Bats are among Germany’s most endangered animals, but Berlin is home to more of the furry flying mammals than any other central European city, no wonder Tesla is unable to cut down these four trees that stands in the middle of trees clearing chaos, as Giga Berlin project continues.
In winter, bats go into hibernation. Hibernation is an extended period of deep sleep (or torpor) that allows animals to survive cold winters with harsh weather. A bat’s body temperature lowers and their metabolic rate slows, meaning they use less energy and can survive on the fat they have stored up instead of trying to forage for food. During hibernation, bats need roosts that are cool and remain at a constant temperature. They often move into underground sites, such as caves. – https://www.bats.org.uk/
Officials are yet to share the numbers of bats hibernating on these trees. It’s also not yet known if the project will continue, leaving these 4 trees till the hibernating bats wakes up or not. A very interesting space to keep an eye on.
Can They Wake These Bats Up?
This is called “torpor” and a bat can survive for about a month in this state. After that the bat will experience a brief period where its body temperature will rise to normal for a few hours and it may stir. Then it will return to a state of torpor and repeat the cycle for up to six months.

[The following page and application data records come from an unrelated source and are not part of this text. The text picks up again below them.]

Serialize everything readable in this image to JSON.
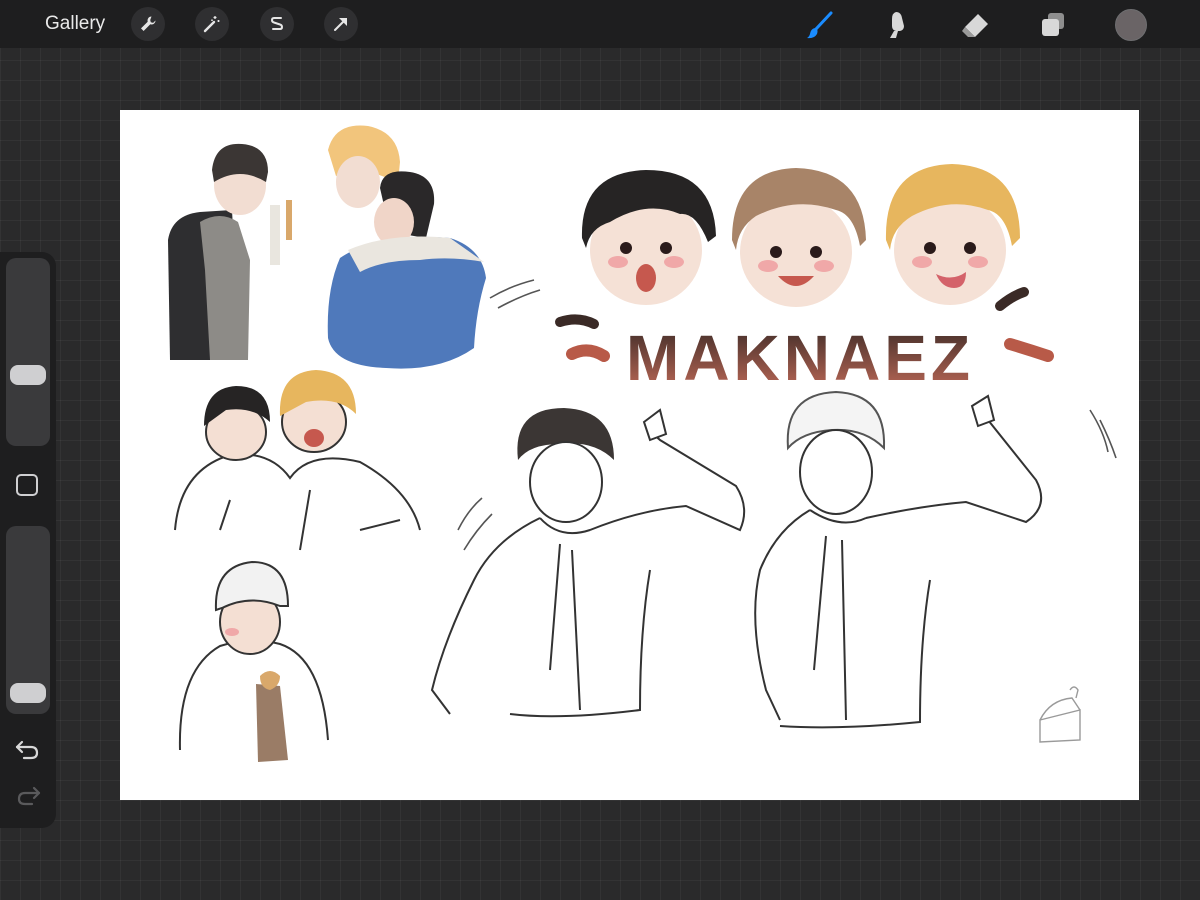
{
  "topbar": {
    "gallery_label": "Gallery",
    "left_tools": [
      {
        "icon": "wrench-icon",
        "name": "actions"
      },
      {
        "icon": "magic-wand-icon",
        "name": "adjustments"
      },
      {
        "icon": "selection-icon",
        "name": "selection"
      },
      {
        "icon": "transform-arrow-icon",
        "name": "transform"
      }
    ],
    "right_tools": [
      {
        "icon": "brush-icon",
        "name": "brush",
        "active": true
      },
      {
        "icon": "smudge-icon",
        "name": "smudge",
        "active": false
      },
      {
        "icon": "eraser-icon",
        "name": "eraser",
        "active": false
      },
      {
        "icon": "layers-icon",
        "name": "layers",
        "active": false
      }
    ],
    "current_color": "#6a6466",
    "accent_color": "#1a8cff"
  },
  "sidebar": {
    "brush_size_level": 0.35,
    "opacity_level": 0.03,
    "modify_button_icon": "square-icon",
    "undo_icon": "undo-arrow-icon",
    "redo_icon": "redo-arrow-icon"
  },
  "canvas": {
    "title_text": "MAKNAEZ",
    "title_gradient": [
      "#3a2a26",
      "#c06a58"
    ],
    "signature_icon": "cake-slice-icon"
  }
}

German officials may decide to take bats into protective custody, monitoring their hibernation mode, and try to wake them up so as to reintroduce them into a new home in a nearby forest where they may later continue to hibernate.
We will keep you updated as we know more.